The Florida Times-Union printed illustrations of the medial collateral and anterior and posterior cruciate ligaments in the human knee and explained their functions in detail. Every radio station on the dial seemed to have its own giant GET WELL, BRUNELL card to be signed by the public. ("I always thought the three worst letters in the alphabet were IRS," said a disc jockey on station WQIK. "Now I find out they're MCL.") There were theological discussions about Brunell's claim, "I'm believing that God is going to heal my knee," which was followed by the doctors' welcome report that he would not be out for the season.
"You have to remember that everyone here is pretty new to this," says Jaguars manager of publications Rick Korch. "This is the only major league franchise in Jacksonville. These people are in love with this team. When we came back from beating Denver to go to the AFC championship, over 40,000 people were waiting for us in the stadium. Some of them had watched the game on the scoreboard in the afternoon, then just stayed, 12 hours in the stadium."
The irony, noted often, was that 12 days before his injury Brunell had signed a five-year, $31.5 million contract extension, which included a $10 million signing bonus. Wasn't money like that supposed to make a man invincible?
The job of replacing Brunell fell to Rob Johnson, the third-year backup from Southern Cal. Their gap in experience is astonishing. Brunell was the only NFL quarterback to play every down last season. Johnson was the only backup quarterback not to play a down.

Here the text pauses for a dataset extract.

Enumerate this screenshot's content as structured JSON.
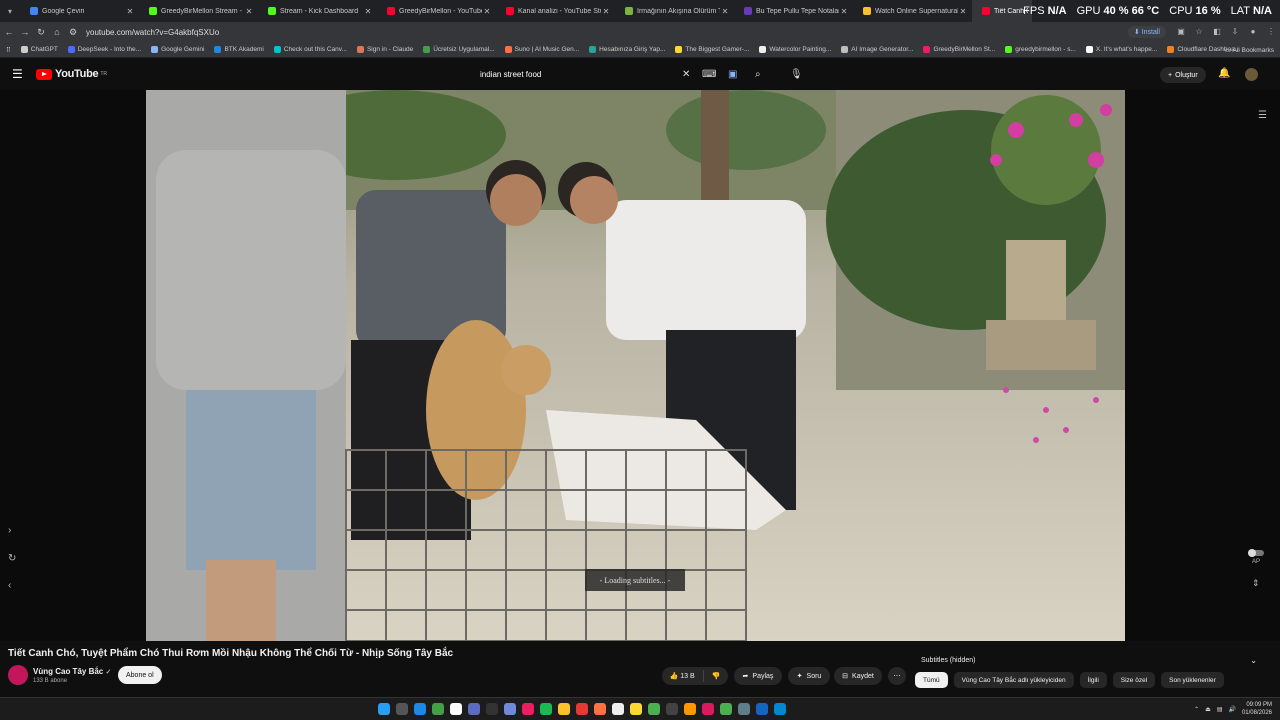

"That wasn't something we planned," Coughlin says. "We wanted to get Rob some work. Every game simply came down to the fourth quarter. I was criticized after the Pittsburgh game [a 28-3 loss on Nov. 17] for not using Rob, but even then I thought we had a shot in the fourth quarter. The Steelers weren't doing much on offense, and I thought if we could just get something going...."
Once the shock of losing Brunell wore off, Coughlin tried to put the best spin on the situation. He pointed out that Brunell did not play a down on defense in '96 and did not play a down on special teams. Two thirds of Jacksonville's operation was untouched. Coughlin did not point out that Brunell led all quarterbacks last season in passing yardage and rushing yards, becoming the first player to do so since Johnny Unitas with the '63 Baltimore Colts.